The Swabian castle of Bari, the court of two enlightened sovereigns
You can't say you know Bari if you don't visit its castle, the city's landmark building, close to the old town, between the old dockyard and the cathedral.
Commissioned by Emperor Frederick II in the 13th century on what remained of a Norman fortification, it was transformed several times, until in its golden age it became the seat of a refined Renaissance court ruled by two women.
Today it is home to a museum and the city's cultural centre.
A millennium-long walk
A visit to the impressive fortress surrounded by the moat that dominates the historic centre of Bari is a millennium-long walk in the company of great emperors and queens.

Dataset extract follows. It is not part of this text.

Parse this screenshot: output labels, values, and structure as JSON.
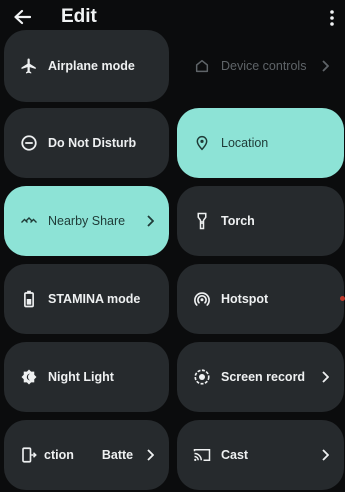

The central part is of Byzantine-Norman origin, but was completely transformed by Frederick II between 1233 and 1240, then restored by Charles of Anjou in the following century, while the sloping balustrades with corner towers were added in the Aragonese period during the 16th century.
When the Aragonese donated it to the Sforza ducal family, the fortress was enlarged and embellished by the intervention of two women, mother and daughter: Isabella of Aragon, widow of Gian Galeazzo Sforza, Duchess of Bari and Bona Sforza. The castle became the seat of a court that had nothing to envy from the Lords of the North. We owe them the scenic double flight of stairs connecting the ground floor to the halls of the piano nobile.
During Bourbon rule, the castle began a long period of decay and abandonment, during which it was used as a prison and barracks. Only recently, in 2017, after extensive restoration and enhancement work, was the castle opened to the public as a museum.
On the main floor, exhibitions and permanent displays
The main floor of the castle is divided into various halls that are used for temporary exhibitions, cultural events and for permanent displays: the Aragonese Hall houses a photographic exhibition on the history of the restoration of the castle; the Angevin wing houses the archaeological collection of tableware ceramics (15th-18th century) from the excavations of the "butto" (today we would call it a rubbish tip) that testify to an area of court life, while the so-called Torre dei Minorenni displays a collection of precious materials and jewellery from various places in Apulia.
The Gipsoteca of the Castle of Bari
The ground floor of the Castle, in the beautiful rooms with ogival arches, houses the Gipsoteca, an interesting collection of plaster reproductions of sculptures of some Apulian monuments made in 1911 by artists Pasquale Duretti and Mario Sabatelli for the Apulian pavilion at the Ethnographic Exhibition organised in Rome on the occasion of the 50th anniversary of the Unification of Italy.